No thunderstorm could compare to the devastating Jan. 17 earthquake, but to the Northridge players, the impact was jarring.

"The rain and thunder caused us to lose, it totally disrupted our game," outfielder Michael Nesbit said.

Impacted the greatest was Northridge right-hander Justin Gentile. He was much sharper before the rain, retiring seven of eight batters. There were two out with no one on base in the top of the third when play was suspended.

The thunderstorm, though short, dropped three inches of rain, and about 10 inches of standing water in the left-field corner had to be drained.

Also drained was Northridge Manager Larry Baca, who fell asleep in his dormitory during the delay.

"I was talking to (a Little League official), then the next thing I knew I was waking up," he said. "I felt the way I do after a game is over, worn out."

When the game resumed, Effinson Mora doubled down the right-field line. Gentile's next pitch sailed over catcher Matt Cunningham's head and Mora advanced to third. Esteban Avila singled sharply to right and Venezuela led, 1-0. Erik Villalobos singled to put runners on first and second, but Avila strayed too far off second after a pitch to Guillermo Quiroz and Cunningham threw to second to start a rundown that ended the inning.

Venezuela's baserunning bordered on reckless, but a gamble in the fifth scored the decisive run. After driving in the third run with a single and advancing to third on two more singles, Avila broke for home on a pitch in the dirt that slipped past Cunningham. The Northridge catcher picked up the ball in time to beat Avila to the plate, but Cunningham hesitated before breaking, and Avila beat the tag.

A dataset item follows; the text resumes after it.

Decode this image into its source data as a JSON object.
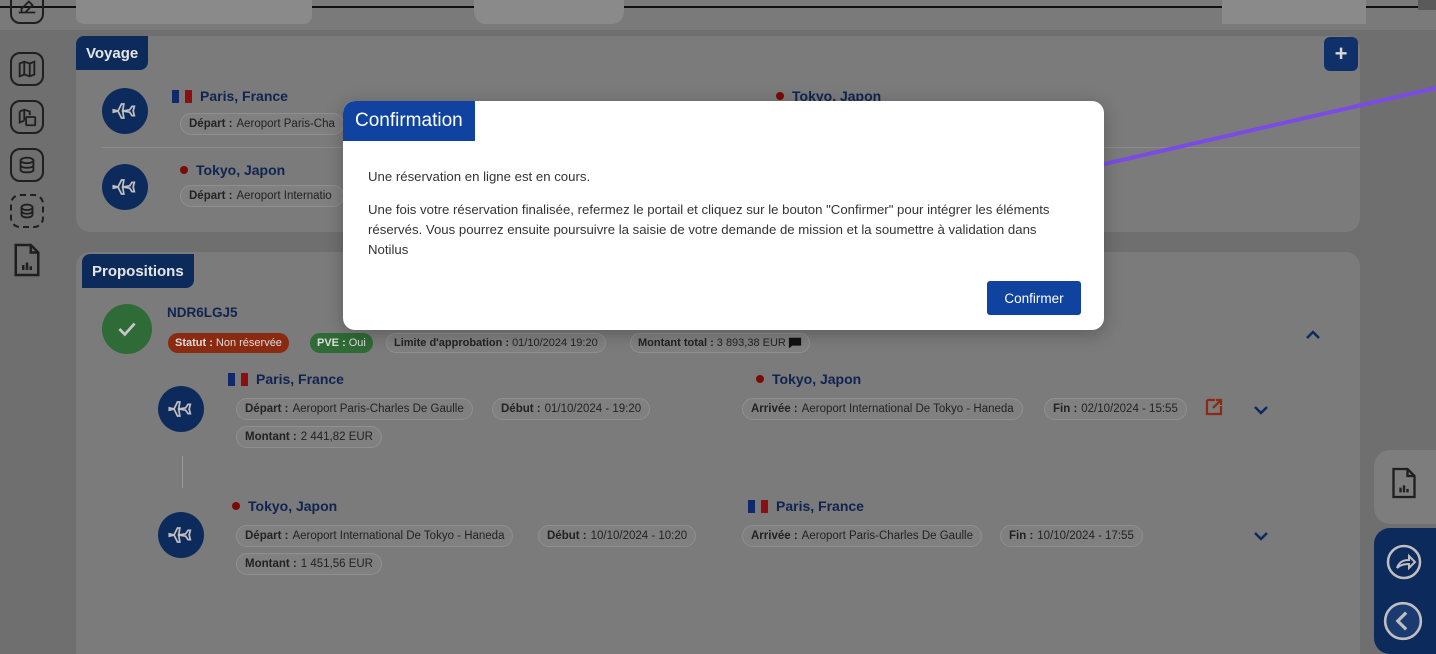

Gentile threw five wild pitches, all after the delay. Nine of the first 14 batters after play resumed reached base, seven on hits.

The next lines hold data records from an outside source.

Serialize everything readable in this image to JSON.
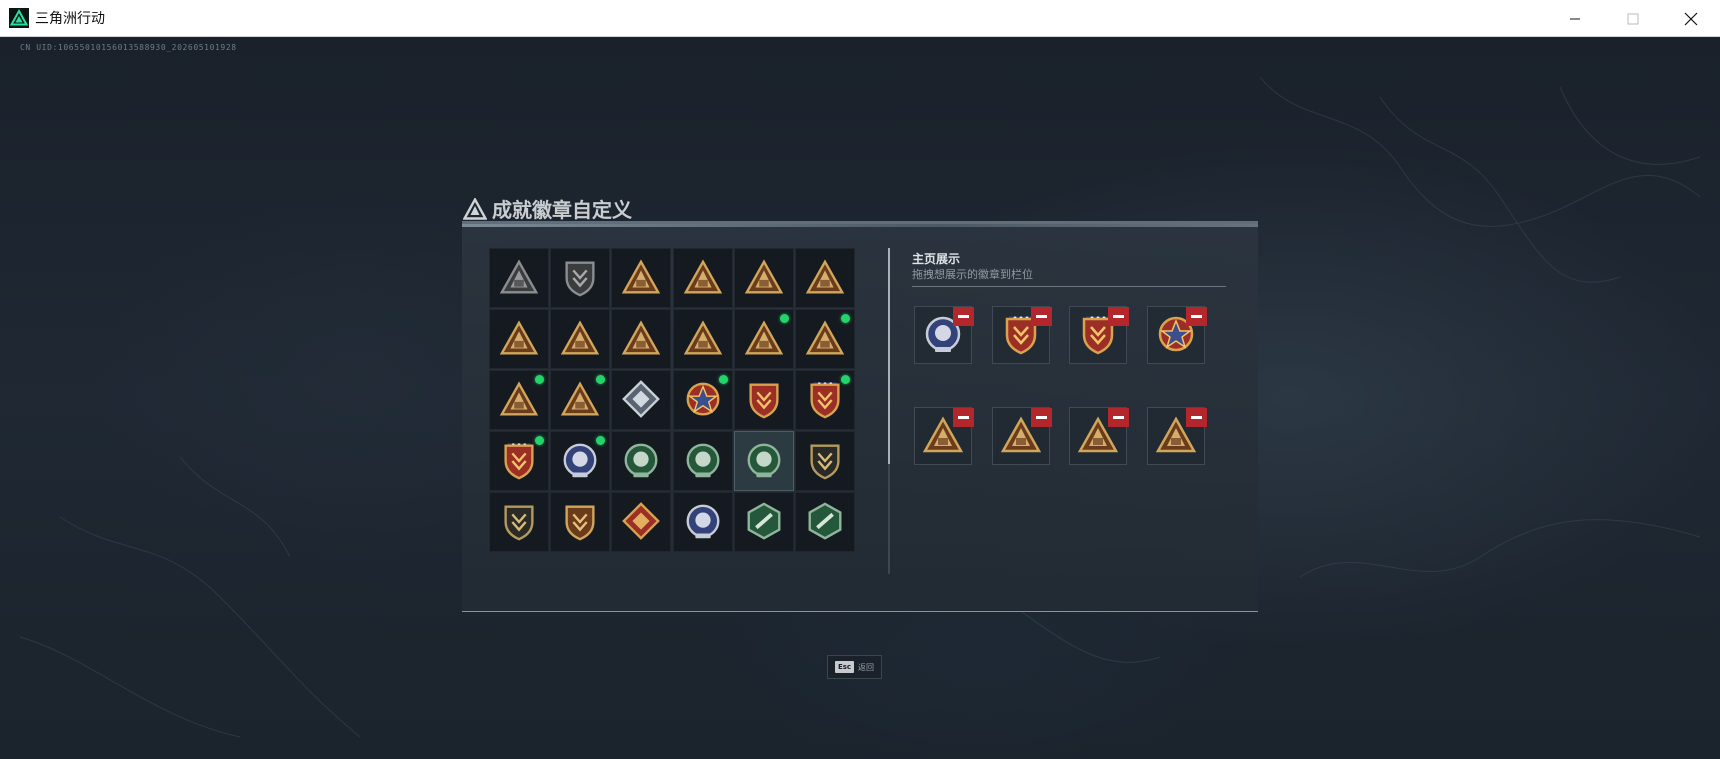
{
  "window": {
    "title": "三角洲行动",
    "logo_icon": "delta-force-logo-icon",
    "controls": [
      "minimize-icon",
      "maximize-icon",
      "close-icon"
    ]
  },
  "overlay": {
    "uid": "CN UID:10655010156013588930_202605101928"
  },
  "panel": {
    "title": "成就徽章自定义",
    "title_icon": "delta-force-logo-icon",
    "badge_grid": {
      "rows": [
        [
          {
            "icon": "shield-triangle-badge-icon",
            "new": false,
            "tier": "gray"
          },
          {
            "icon": "helicopter-badge-icon",
            "new": false,
            "tier": "gray"
          },
          {
            "icon": "vehicle-triangle-badge-icon",
            "new": false,
            "tier": "gold"
          },
          {
            "icon": "radio-triangle-badge-icon",
            "new": false,
            "tier": "gold"
          },
          {
            "icon": "number-56-triangle-badge-icon",
            "new": false,
            "tier": "gold"
          },
          {
            "icon": "crate-triangle-badge-icon",
            "new": false,
            "tier": "gold"
          }
        ],
        [
          {
            "icon": "armor-triangle-badge-icon",
            "new": false,
            "tier": "gold"
          },
          {
            "icon": "drone-triangle-badge-icon",
            "new": false,
            "tier": "gold"
          },
          {
            "icon": "helmet-triangle-badge-icon",
            "new": false,
            "tier": "gold"
          },
          {
            "icon": "number-1-triangle-badge-icon",
            "new": false,
            "tier": "gold"
          },
          {
            "icon": "barrel-triangle-badge-icon",
            "new": true,
            "tier": "gold"
          },
          {
            "icon": "soldier-triangle-badge-icon",
            "new": true,
            "tier": "gold"
          }
        ],
        [
          {
            "icon": "squad-triangle-badge-icon",
            "new": true,
            "tier": "gold"
          },
          {
            "icon": "missile-triangle-badge-icon",
            "new": true,
            "tier": "gold"
          },
          {
            "icon": "diamond-crest-badge-icon",
            "new": false,
            "tier": "silver"
          },
          {
            "icon": "star-cross-badge-icon",
            "new": true,
            "tier": "red"
          },
          {
            "icon": "chevron-shield-badge-icon",
            "new": false,
            "tier": "red"
          },
          {
            "icon": "starred-shield-badge-icon",
            "new": true,
            "tier": "red"
          }
        ],
        [
          {
            "icon": "crested-shield-badge-icon",
            "new": true,
            "tier": "red"
          },
          {
            "icon": "astronaut-helmet-badge-icon",
            "new": true,
            "tier": "blue"
          },
          {
            "icon": "skull-emblem-badge-icon",
            "new": false,
            "tier": "green"
          },
          {
            "icon": "eye-emblem-badge-icon",
            "new": false,
            "tier": "green"
          },
          {
            "icon": "crosshair-emblem-badge-icon",
            "new": false,
            "tier": "green"
          },
          {
            "icon": "rifle-crest-badge-icon",
            "new": false,
            "tier": "dark"
          }
        ],
        [
          {
            "icon": "eagle-shield-badge-icon",
            "new": false,
            "tier": "dark"
          },
          {
            "icon": "wings-shield-badge-icon",
            "new": false,
            "tier": "gold"
          },
          {
            "icon": "beast-diamond-badge-icon",
            "new": false,
            "tier": "red"
          },
          {
            "icon": "wolf-circle-badge-icon",
            "new": false,
            "tier": "blue"
          },
          {
            "icon": "soldier-hex-badge-icon",
            "new": false,
            "tier": "green"
          },
          {
            "icon": "gun-hex-badge-icon",
            "new": false,
            "tier": "green"
          }
        ]
      ],
      "selected_cell": [
        3,
        4
      ]
    },
    "showcase": {
      "title": "主页展示",
      "subtitle": "拖拽想展示的徽章到栏位",
      "slots": [
        {
          "icon": "astronaut-helmet-badge-icon",
          "tier": "blue"
        },
        {
          "icon": "crested-shield-badge-icon",
          "tier": "red"
        },
        {
          "icon": "starred-shield-badge-icon",
          "tier": "red"
        },
        {
          "icon": "star-cross-badge-icon",
          "tier": "red"
        },
        {
          "icon": "missile-triangle-badge-icon",
          "tier": "gold"
        },
        {
          "icon": "barrel-triangle-badge-icon",
          "tier": "gold"
        },
        {
          "icon": "soldier-triangle-badge-icon",
          "tier": "gold"
        },
        {
          "icon": "squad-triangle-badge-icon",
          "tier": "gold"
        }
      ],
      "remove_icon": "minus-icon"
    }
  },
  "footer": {
    "esc_key": "Esc",
    "esc_label": "返回"
  },
  "colors": {
    "new_indicator": "#24d46a",
    "remove_button": "#b3262b",
    "gold": "#c9a04f",
    "red": "#a83a2e",
    "blue": "#3b4f8c",
    "green": "#2f6b45"
  }
}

Ready in relief was Peter Tuber, who posted Northridge's first Series victory and won three decisions in the Western Regional. But Baca stuck with Gentile, who pitched a one-hit shutout in his other Series appearance.

"When we started again, Gentile had trouble getting his fastball down," Baca said. "I was one batter away from replacing him, but he did just well enough to stay in the game."

Baca disputed a call during Venezuela's fifth-inning rally. Hidalgo singled with two out to load the bases, but Baca claimed the hitter had stepped out of the batter's box, a call the umpire had made on a different Venezuelan batter in the second inning. Avila scored on the wild pitch moments later.

Hidalgo retired the side in order in the final inning to clinch the victory.

"We didn't lose because the Venezuelan kids were over-age, or because somebody stepped out of the batter's box," said Greg Frost, father of Northridge second baseman Michael Frost, as the teams engaged in a postgame handshake. "We lost because we got beat by a team that played better than us today. Believe me, our kids will accept that."

World Series Notes

Northridge center fielder Nathaniel Dunlap left the game in top of the fifth inning. He was hit in the right hand swinging at a fastball in the third inning and was diagnosed by a team doctor as having a broken thumb. . . . First baseman Matt Cassel led Northridge in hitting during the Series, going 6 for 14 for a .429 average.

Cesar Hidalgo, the Venezuelan pitcher, has a brother, Jose, playing for the Baltimore Orioles' Class-A affiliate in Sarasota, Fla. . . . Venezuela has been to the World Series seven times, but this is its first championship. Only Canada has earned more trips to the Series, with eight.

Los Angeles Times Articles